Give me a day and I’ll change your presentations, forever


January 5, 2010

Confidence is inextricably linked with conviction.

To boost general confidence there are a myriad of different techniques, which you can use.  One is the ‘I like me because….’ method.  For one minute every morning, stand in front of the mirror and say ‘I like me because …’ and follow it by as many different reasons why you like yourself.  ‘I like me because I am blonde’, ‘I like me because I am good at my job’, ‘I like me because I’m a good Dad’, ‘I like me because I’m not too overweight’, ‘I like me because I have given up smoking’, ‘I like me because I can drive’.  If you cannot think of anything else just make things up but keep going, saying as many things as you can in the minute.  If you do this every morning, you will get better at it and it will improve your own self-confidence.

Another technique to use before a presentation is to say aloud the following statements before anyone arrives in the room:

‘I am poised, prepared, persuasive, positive and powerful.’

‘I feel composed, confident convincing, commanding and compelling.’

Write these two phrases on your first Cue Card.

Confidence is all a matter of self-belief.  You need to believe in yourself and you will be more confident, and come across as confident.  Do not over do it though.  Do not talk down to your audience they will never forgive you!

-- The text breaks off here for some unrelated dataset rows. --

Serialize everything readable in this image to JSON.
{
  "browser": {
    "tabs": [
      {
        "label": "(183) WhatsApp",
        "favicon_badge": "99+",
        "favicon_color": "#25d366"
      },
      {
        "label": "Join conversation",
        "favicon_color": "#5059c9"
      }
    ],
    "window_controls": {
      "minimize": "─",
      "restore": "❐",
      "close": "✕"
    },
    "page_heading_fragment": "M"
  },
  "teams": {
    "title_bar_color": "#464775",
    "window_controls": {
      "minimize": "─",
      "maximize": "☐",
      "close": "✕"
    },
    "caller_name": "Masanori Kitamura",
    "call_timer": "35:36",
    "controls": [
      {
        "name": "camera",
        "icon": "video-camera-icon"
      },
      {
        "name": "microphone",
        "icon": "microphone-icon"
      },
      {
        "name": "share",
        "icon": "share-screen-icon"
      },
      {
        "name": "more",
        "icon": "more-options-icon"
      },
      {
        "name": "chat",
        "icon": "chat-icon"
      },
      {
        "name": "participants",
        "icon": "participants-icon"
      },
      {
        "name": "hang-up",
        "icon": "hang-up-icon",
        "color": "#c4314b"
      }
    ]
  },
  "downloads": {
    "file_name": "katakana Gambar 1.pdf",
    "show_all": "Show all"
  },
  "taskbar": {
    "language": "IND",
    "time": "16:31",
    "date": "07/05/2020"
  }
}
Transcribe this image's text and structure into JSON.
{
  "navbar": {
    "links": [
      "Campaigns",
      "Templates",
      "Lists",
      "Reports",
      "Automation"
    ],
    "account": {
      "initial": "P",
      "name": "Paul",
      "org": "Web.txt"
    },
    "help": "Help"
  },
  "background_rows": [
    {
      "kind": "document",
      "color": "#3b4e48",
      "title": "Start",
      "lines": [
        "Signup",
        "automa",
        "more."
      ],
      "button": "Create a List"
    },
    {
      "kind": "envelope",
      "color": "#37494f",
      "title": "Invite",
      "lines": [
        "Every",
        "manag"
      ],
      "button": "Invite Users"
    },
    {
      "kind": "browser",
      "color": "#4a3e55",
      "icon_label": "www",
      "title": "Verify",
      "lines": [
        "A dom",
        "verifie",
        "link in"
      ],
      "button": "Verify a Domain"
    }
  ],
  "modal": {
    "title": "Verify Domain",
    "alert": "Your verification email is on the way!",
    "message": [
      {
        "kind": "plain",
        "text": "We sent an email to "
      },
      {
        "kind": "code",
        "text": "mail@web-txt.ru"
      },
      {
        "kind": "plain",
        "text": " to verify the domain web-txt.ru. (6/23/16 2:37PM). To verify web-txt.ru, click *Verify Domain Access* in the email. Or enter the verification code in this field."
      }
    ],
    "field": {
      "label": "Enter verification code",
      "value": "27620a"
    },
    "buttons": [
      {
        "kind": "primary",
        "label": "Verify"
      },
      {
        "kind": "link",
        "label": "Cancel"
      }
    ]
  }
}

Eleanor Roosevelt said, ‘No one can make you feel inferior unless you agree with it’.


January 5, 2010

‘It’s not who you are that holds you back, it’s who you think you’re not.’  Anon

To make people to believe in you, you have to belief in yourself first.  You need to talk as if you mean it. 

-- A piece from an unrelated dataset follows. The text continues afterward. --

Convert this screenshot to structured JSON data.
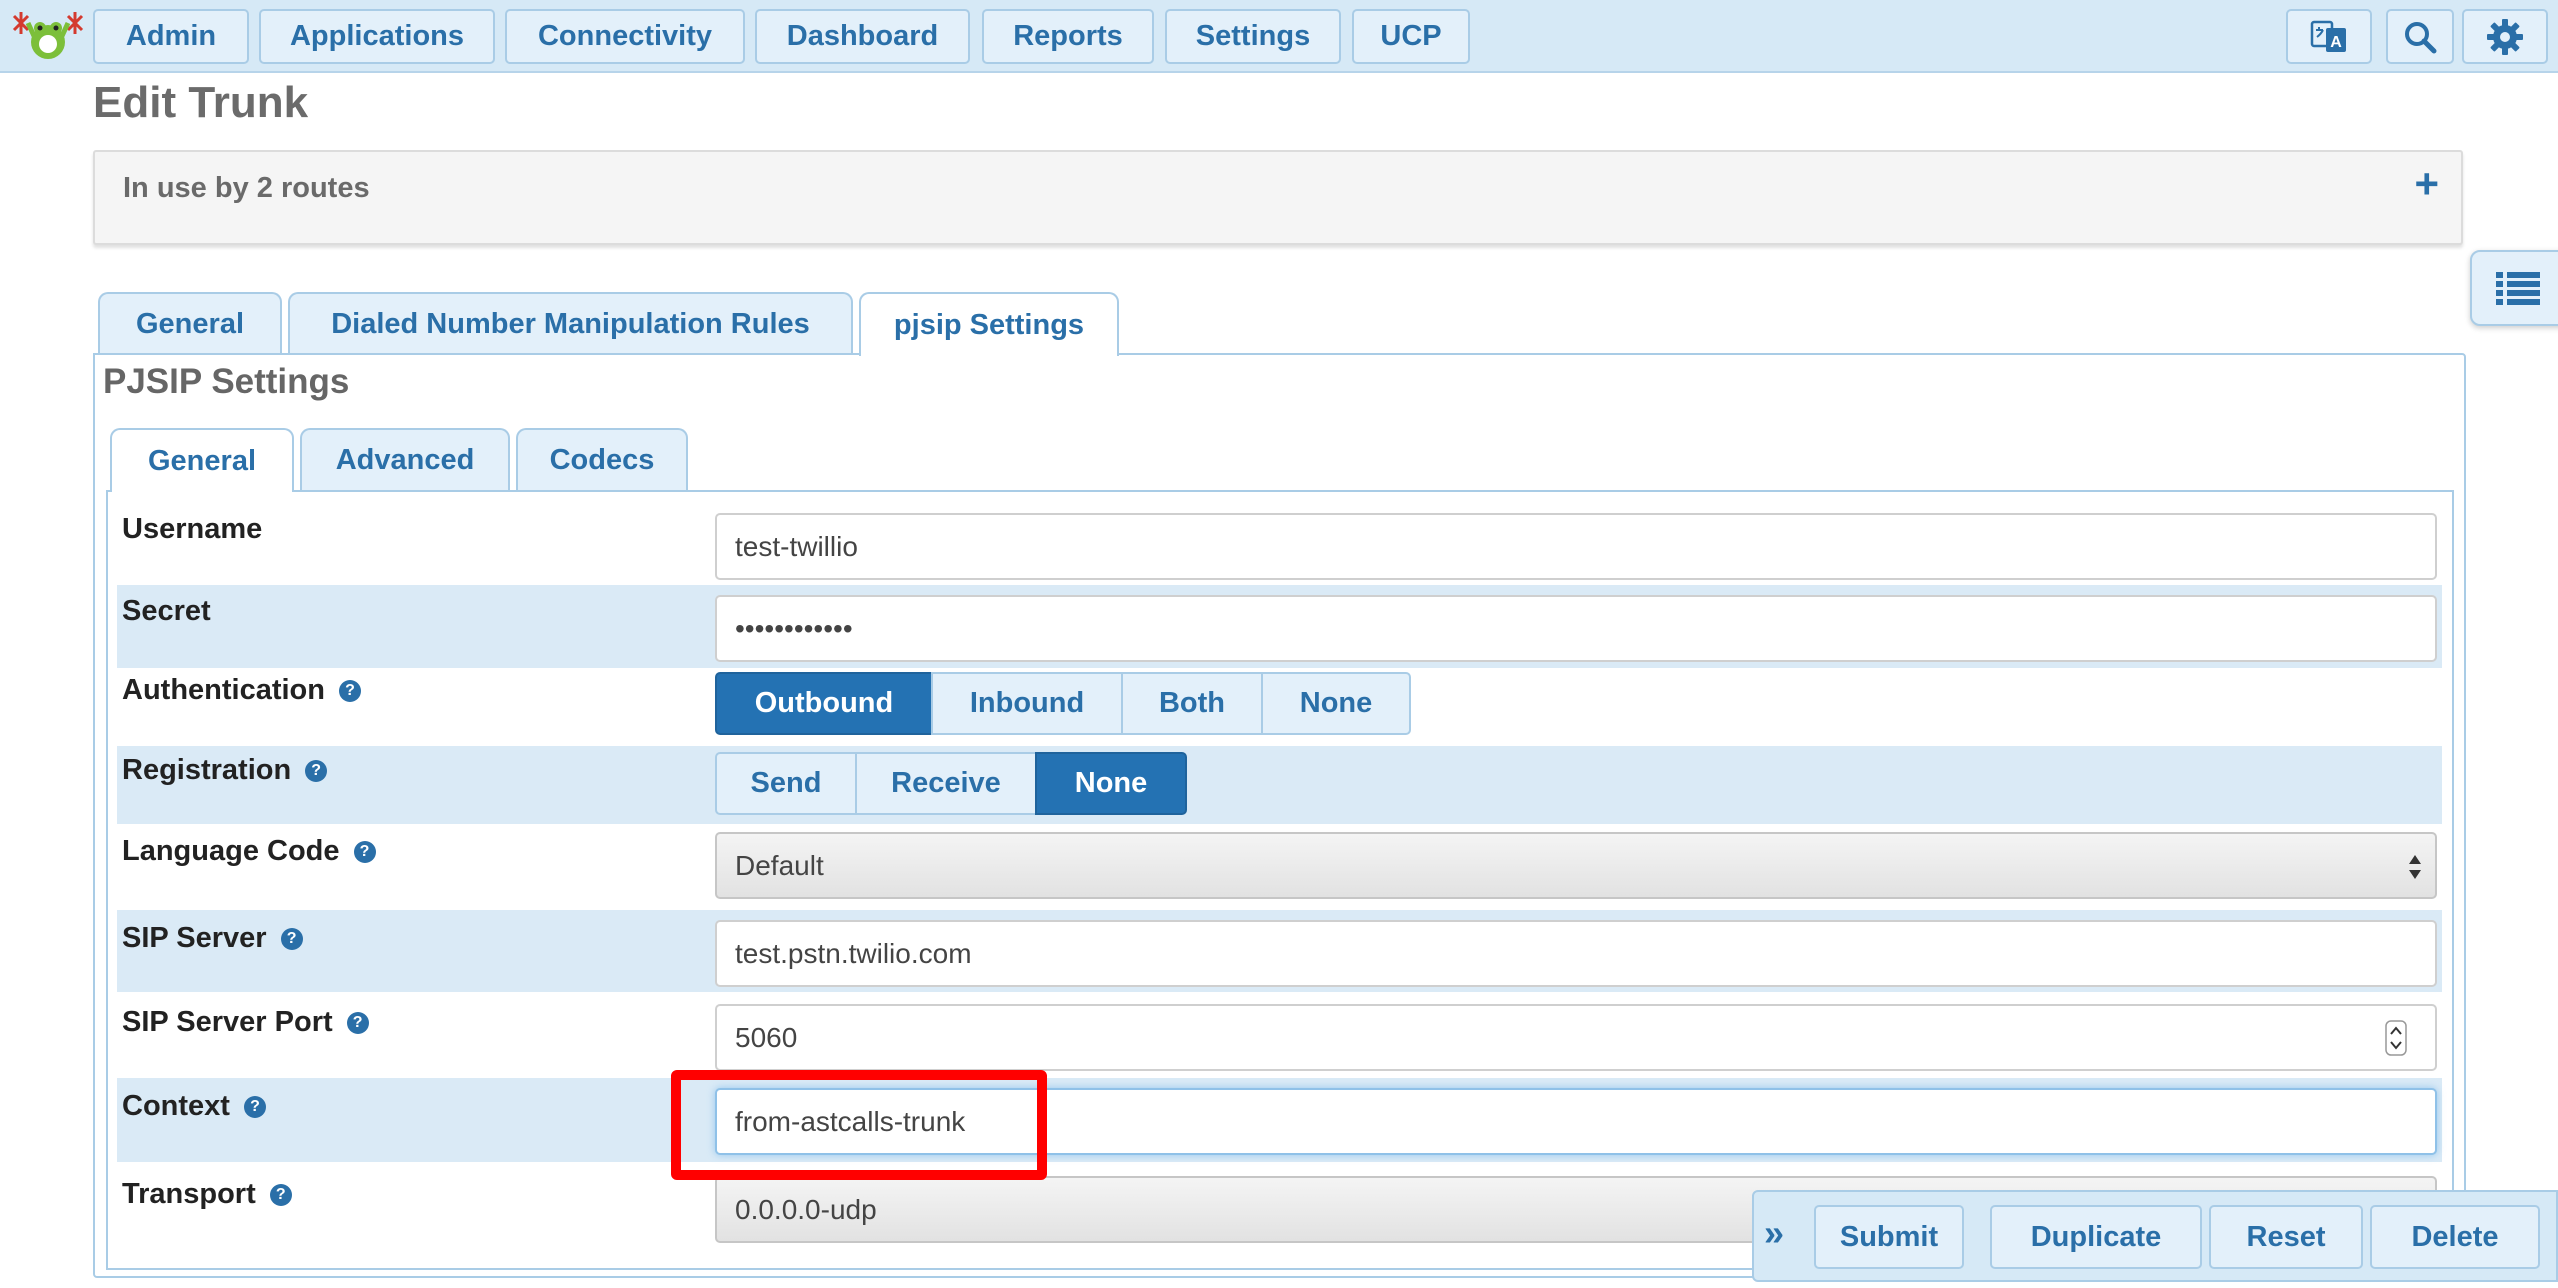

Leave out all those phrases like ‘I think….’ and ‘Perhaps …’ be more definite. Instead of saying, ‘I think, if we worked together we could probably achieve our goal’ say, ‘Together, we can achieve our goal’, ‘In fact, we can exceed it!’

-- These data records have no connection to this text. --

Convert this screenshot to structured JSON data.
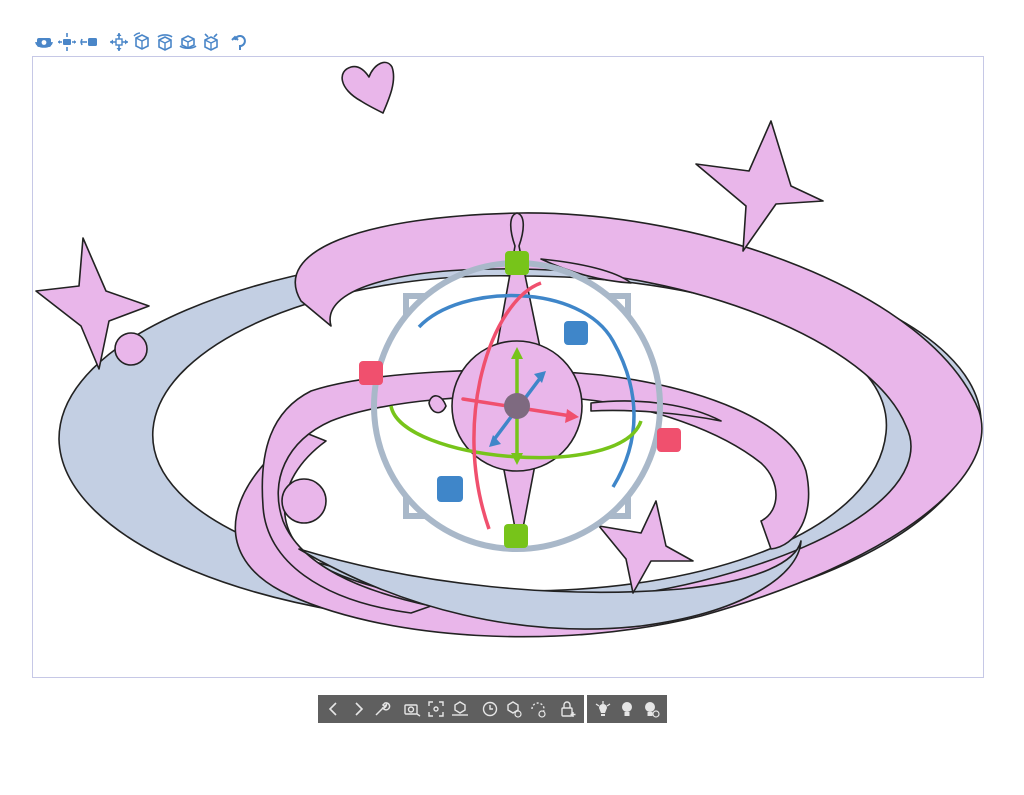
{
  "top_toolbar": {
    "icons": [
      "camera-rotate-icon",
      "camera-pan-icon",
      "camera-dolly-icon",
      "move-object-icon",
      "rotate-object-icon",
      "orbit-object-icon",
      "tilt-object-icon",
      "flip-object-icon",
      "undo-rotate-icon"
    ],
    "accent": "#4a86c8"
  },
  "canvas": {
    "background": "#ffffff",
    "border": "#c6c8e6",
    "shape_colors": {
      "pink": "#e9b6ea",
      "blue_gray": "#c3cfe3",
      "outline": "#222222"
    },
    "manipulator_colors": {
      "ring": "#a9b8c9",
      "x_axis": "#f0506e",
      "y_axis": "#77c41a",
      "z_axis": "#3f86c9",
      "center": "#7e6a80"
    }
  },
  "bottom_bar": {
    "group1": [
      "prev-icon",
      "next-icon",
      "wrench-icon",
      "camera-icon",
      "fit-view-icon",
      "ground-icon",
      "reset-pose-icon",
      "reset-object-icon",
      "reset-rotation-icon",
      "lock-icon"
    ],
    "group2": [
      "light-icon",
      "light-source-icon",
      "light-settings-icon"
    ],
    "background": "#5f5f5f"
  }
}
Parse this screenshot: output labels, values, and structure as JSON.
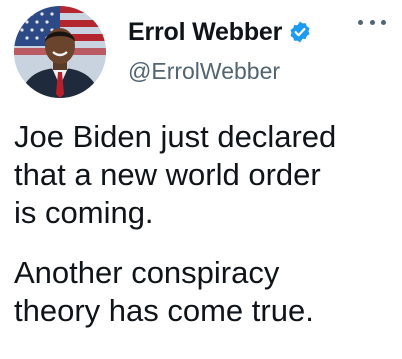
{
  "author": {
    "display_name": "Errol Webber",
    "handle": "@ErrolWebber",
    "verified": true
  },
  "icons": {
    "verified": "verified-badge-icon",
    "more": "more-options-icon",
    "avatar": "profile-photo"
  },
  "colors": {
    "verified_blue": "#1d9bf0",
    "text": "#0f1419",
    "secondary": "#536471"
  },
  "tweet": {
    "paragraph_1": "Joe Biden just declared\nthat a new world order\nis coming.",
    "paragraph_2": "Another conspiracy\ntheory has come true."
  }
}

When it comes down to it, if you do not believe it yourself, you will never get others to believe it.

There are three aspects to a presentation the verbal, the vocal and the visual, i.e. the words we use, the way we say them and what we do while we say them.

When we say words with out really believing what we say, our tone of voice and our body language will give the game away. Everyone will be able to tell that we don’t really mean it. So my advice is to only give presentations on subjects about which you are confident.

If you are ever forced in to giving a presentation on a topic which you are not sure about, find one aspect of that topic you are confident of and give the presentation from that perspective.

Presentation Training and Coaching is available from the author of this blog. Please visit my presentation training  website.

Give me a day and I’ll change your presentations, forever

Creative Visualisation

January 5, 2010

Creative Visualisation is a technique that you can use to instil confidence in yourself, to calm the nerves prior to a presentation and to help ensure your presentation is a success.  It is a technique that first surfaced in sports.  Before a high dive champion jumps off the top board, he or she may use Creative Visualisation to imagine the perfect dive.

Springing off the board, curling in to the first roll, arms in tight, knees up against the chest.  Then extending out, fingers stretched, toes pointing at the ceiling and back perfectly straight.  This is followed by the entry into the water, fingers first followed by the arms, head, torso, legs then feet and toes, without a splash.  Finally, surfacing to rapturous applause and a perfect score from the judges.

By visualising this perfect performance, it helps to convince you that you can do it; it helps to make you think about all the various steps, clarifying in your mind exactly what you have to do to make it perfect.

You can do the same with your presentation; imagine standing on the stage, not fidgeting, talking loud and clear, the audience are hanging on your every word, smiling back at you and when you finish, them rising to give you a standing ovation.

Creative visualisation is just one of the ways of overcoming the fear and nervousness of public speaking.

Presentation Training and Coaching is available from the author of this blog. Please visit my presentation training  website.

Give me a day and I’ll change your presentations, forever